Figure 2 captures the range of PSA performance (tack and peel) achievable to-date via UV curing. While this figure does not capture the viscosity of each data point, it does demonstrate how EC-PSAs can be tailored to meet very specific PSA application targets. One interesting advantage that EC-PSAs may be able to offer is low tack with high peel strength, which could potentially be useful for applications where minimal pressure is required for bonding. Furthermore, Figure 3 shows the range of SAFT values that can be achieved by either UV PSA or EB PSA. In the case of EB-cured PSAs, SAFT values of > 400°F are unprecedented, and current research and development efforts are focused on extending the achievable property spaces of both UV- and EB-PSAs, e.g., UV-PSAs with high SAFT and high peel strength. We have attributed higher SAFT values for EB PSAS to the higher acrylate conversion for EB cure vs. UV cure, which directly results in higher crosslinking density for EB PSAs vs UV PSAs.

Conclusion

orilall_fig3
Figure 3. Overview of the achievable SAFT values as a function of peel strength for UV-PSAs and EB-PSAs.
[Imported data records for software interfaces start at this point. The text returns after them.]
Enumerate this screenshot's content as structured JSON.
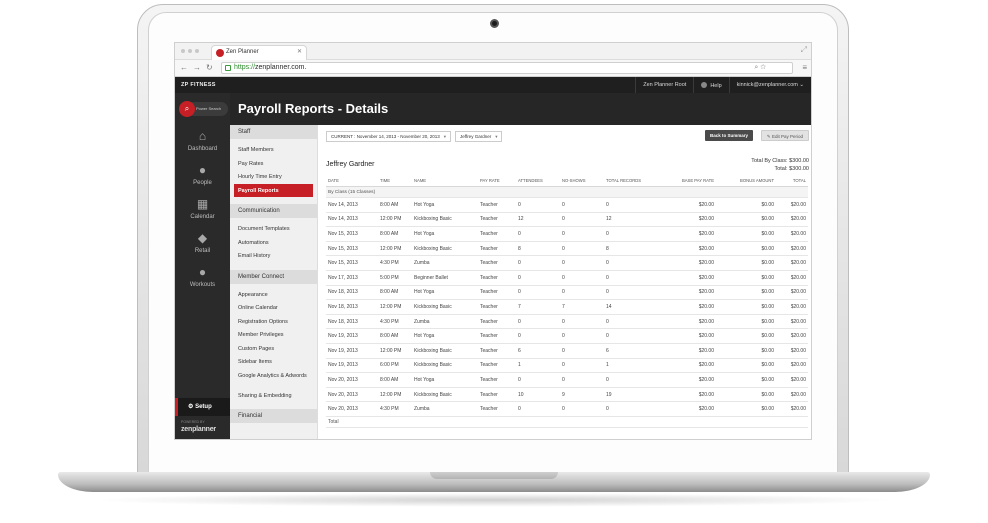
{
  "browser": {
    "tab_title": "Zen Planner",
    "url_https": "https://",
    "url_rest": "zenplanner.com."
  },
  "topbar": {
    "brand": "ZP FITNESS",
    "account": "Zen Planner Root",
    "help": "Help",
    "user": "kinnick@zenplanner.com"
  },
  "leftnav": {
    "power_search": "Power Search",
    "items": [
      {
        "label": "Dashboard",
        "icon": "home-icon"
      },
      {
        "label": "People",
        "icon": "person-icon"
      },
      {
        "label": "Calendar",
        "icon": "calendar-icon"
      },
      {
        "label": "Retail",
        "icon": "tag-icon"
      },
      {
        "label": "Workouts",
        "icon": "kettlebell-icon"
      }
    ],
    "setup": "Setup",
    "powered_by": "POWERED BY",
    "logo": "zenplanner"
  },
  "page": {
    "title": "Payroll Reports - Details"
  },
  "submenu": {
    "sections": [
      {
        "head": "Staff",
        "items": [
          "Staff Members",
          "Pay Rates",
          "Hourly Time Entry",
          "Payroll Reports"
        ]
      },
      {
        "head": "Communication",
        "items": [
          "Document Templates",
          "Automations",
          "Email History"
        ]
      },
      {
        "head": "Member Connect",
        "items": [
          "Appearance",
          "Online Calendar",
          "Registration Options",
          "Member Privileges",
          "Custom Pages",
          "Sidebar Items",
          "Google Analytics & Adwords",
          "Sharing & Embedding"
        ]
      },
      {
        "head": "Financial",
        "items": []
      }
    ],
    "active": "Payroll Reports"
  },
  "report": {
    "period_label": "CURRENT :",
    "period_value": "November 14, 2013 - November 20, 2013",
    "staff_filter": "Jeffrey Gardner",
    "back_button": "Back to Summary",
    "edit_button": "Edit Pay Period",
    "person": "Jeffrey Gardner",
    "total_by_class": "Total By Class: $300.00",
    "total": "Total: $300.00",
    "columns": [
      "Date",
      "Time",
      "Name",
      "Pay Rate",
      "Attendees",
      "No-Shows",
      "Total Records",
      "Base Pay Rate",
      "Bonus Amount",
      "Total"
    ],
    "group_label": "By Class (15 Classes)",
    "total_row_label": "Total",
    "rows": [
      [
        "Nov 14, 2013",
        "8:00 AM",
        "Hot Yoga",
        "Teacher",
        "0",
        "0",
        "0",
        "$20.00",
        "$0.00",
        "$20.00"
      ],
      [
        "Nov 14, 2013",
        "12:00 PM",
        "Kickboxing Basic",
        "Teacher",
        "12",
        "0",
        "12",
        "$20.00",
        "$0.00",
        "$20.00"
      ],
      [
        "Nov 15, 2013",
        "8:00 AM",
        "Hot Yoga",
        "Teacher",
        "0",
        "0",
        "0",
        "$20.00",
        "$0.00",
        "$20.00"
      ],
      [
        "Nov 15, 2013",
        "12:00 PM",
        "Kickboxing Basic",
        "Teacher",
        "8",
        "0",
        "8",
        "$20.00",
        "$0.00",
        "$20.00"
      ],
      [
        "Nov 15, 2013",
        "4:30 PM",
        "Zumba",
        "Teacher",
        "0",
        "0",
        "0",
        "$20.00",
        "$0.00",
        "$20.00"
      ],
      [
        "Nov 17, 2013",
        "5:00 PM",
        "Beginner Ballet",
        "Teacher",
        "0",
        "0",
        "0",
        "$20.00",
        "$0.00",
        "$20.00"
      ],
      [
        "Nov 18, 2013",
        "8:00 AM",
        "Hot Yoga",
        "Teacher",
        "0",
        "0",
        "0",
        "$20.00",
        "$0.00",
        "$20.00"
      ],
      [
        "Nov 18, 2013",
        "12:00 PM",
        "Kickboxing Basic",
        "Teacher",
        "7",
        "7",
        "14",
        "$20.00",
        "$0.00",
        "$20.00"
      ],
      [
        "Nov 18, 2013",
        "4:30 PM",
        "Zumba",
        "Teacher",
        "0",
        "0",
        "0",
        "$20.00",
        "$0.00",
        "$20.00"
      ],
      [
        "Nov 19, 2013",
        "8:00 AM",
        "Hot Yoga",
        "Teacher",
        "0",
        "0",
        "0",
        "$20.00",
        "$0.00",
        "$20.00"
      ],
      [
        "Nov 19, 2013",
        "12:00 PM",
        "Kickboxing Basic",
        "Teacher",
        "6",
        "0",
        "6",
        "$20.00",
        "$0.00",
        "$20.00"
      ],
      [
        "Nov 19, 2013",
        "6:00 PM",
        "Kickboxing Basic",
        "Teacher",
        "1",
        "0",
        "1",
        "$20.00",
        "$0.00",
        "$20.00"
      ],
      [
        "Nov 20, 2013",
        "8:00 AM",
        "Hot Yoga",
        "Teacher",
        "0",
        "0",
        "0",
        "$20.00",
        "$0.00",
        "$20.00"
      ],
      [
        "Nov 20, 2013",
        "12:00 PM",
        "Kickboxing Basic",
        "Teacher",
        "10",
        "9",
        "19",
        "$20.00",
        "$0.00",
        "$20.00"
      ],
      [
        "Nov 20, 2013",
        "4:30 PM",
        "Zumba",
        "Teacher",
        "0",
        "0",
        "0",
        "$20.00",
        "$0.00",
        "$20.00"
      ]
    ]
  },
  "colors": {
    "brand_red": "#c62026",
    "dark_header": "#262626",
    "nav_bg": "#2a2a2a"
  }
}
In summary, we found that a number of variables affect EC-PSA properties, including rheology and chemical characteristics. The relationships between different measures of adhesive performance were analyzed, as were different methods of curing PSAs. Specifically, the choice and amount of oligomer, monomer, photoinitiator and additives are all crucial to the starting point liquid formulation. With this wealth of available chemistry, the range of achievable EC-PSA performance is quite broad, and the ability to tailor each formulation to specific performance targets makes this approach very versatile.  υ

References

  1. Benedek. Pressure-Sensitive Adhesives and Applications, 2nd ed. (2004) New York, NY. Marcel Dekker, Inc.
  2. AWA Global Specialty Pressure-Sensitive Tape Market Study 2016.
  3. Petrie, Edward M., “Formulating UV-Curing Liquid Pressure-Sensitive Adhesives,” Adhesives and Sealants Industry Magazine. November 2008.
  4. J. Lu and C. Dong. Radiation Curable Pressure Sensitive Adhesives. Radtech 2016.
  5. “Viscoelastic Properties of Pressure Sensitive Adhesives,” The Journal of Adhesion, 60:1-4, 233-248.
  6. C. A. Dahlquist. Proc. Nottingham Conference on Adhesion. Part III, Chapter 5, p. 134.

Acknowledgments

The authors want to thank Zachary Hoffman, Kejun Chen and the rest of the research and development team at Sartomer. We also thank Sara Reynaud of the Arkema Analytical department for training, support and advice concerning the rheology of PSAs. We thank our PSA counterparts at Bostik and Arkema Coating Resins. We would also like to thank Im Rangwalla at Energy Science Inc. (ESI) for the coating and curing of EB-PSA samples.